By Azita Mirzaian
Recently, representatives from the MPAA and The Net Coalition debated the merits of the proposed Stop Online Piracy Act (SOPA) legislation on Los Angeles public radio station KPCC’s AirTalk. Michael O’Leary, senior executive vice president of the Motion Picture Association of America, exchanged heated comments with Markham Erickson, executive director of The Net Coalition, an organization that represents leading global internet and tech companies such as Google and Amazon. While at times, the discussion devolved into snarky, off-topic accusations of who makes more profits and who is behaving in a more self-serving manner, the discussion was a good representation of the dichotomous positions of the tech industry and the film industry when it comes to SOPA.
The proposed SOPA legislation aims to aggressively protect copyrighted content on the internet by allowing the government to shut down and block access to offshore sites that enable online piracy of copyrighted content. During the discussion on AirTalk, the MPAA’s O’Leary insisted that the legislation is necessary to protect American jobs. He stated that the legislation not only protects creative communities such as the movie and music industries, but also protects consumers by ensuring that the pharmaceuticals, electronics, and fashion items that they purchase online are legitimate and safe.
The Net Coalition’s Erickson countered that although he is not opposed to stopping online piracy, the proposed SOPA legislation is an over-reaching, ineffective piece of legislation that will do little to stop online piracy while at the same time dangerously diminishing internet freedom. Erickson cited the example of Wikileaks to illustrate his point that that stopping payment processors and advertisers from working with offshore sites is an effective solution to the online piracy problem. But, he said, the SOPA legislation goes way beyond that by also having the government impose technological measures that would block users’ access to offshore sites. He stated his concern that this kind of over-regulation would damage the internet’s infrastructure, limit internet freedom, and hamper innovation.

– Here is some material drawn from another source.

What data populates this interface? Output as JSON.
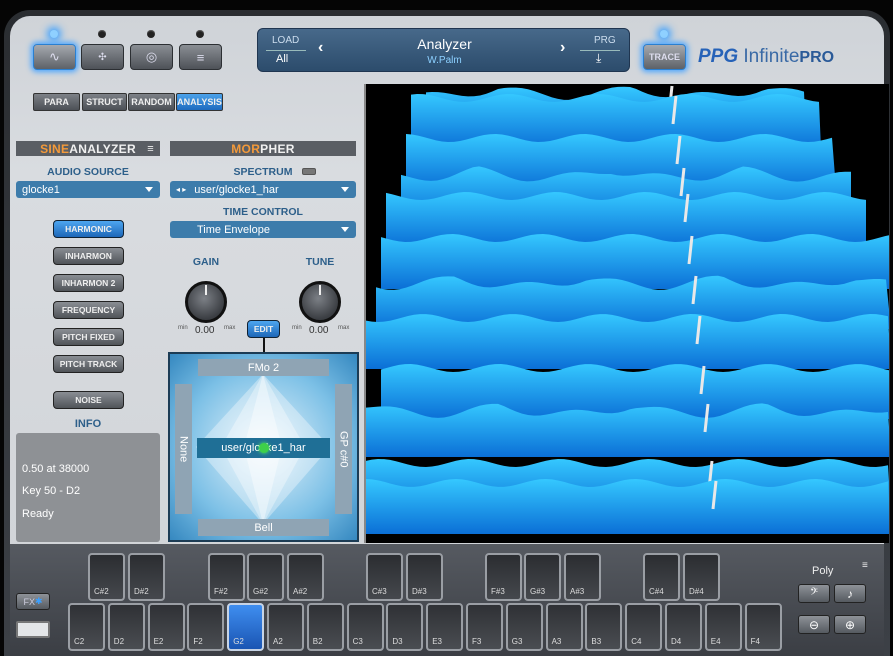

You can listen to the full piece here.
Azita Mirzaian is a California-licensed attorney who earned her J.D. from the University of Southern California Gould School of Law. Her areas of interest include copyright protection, trademarks, and other intellectual property matters.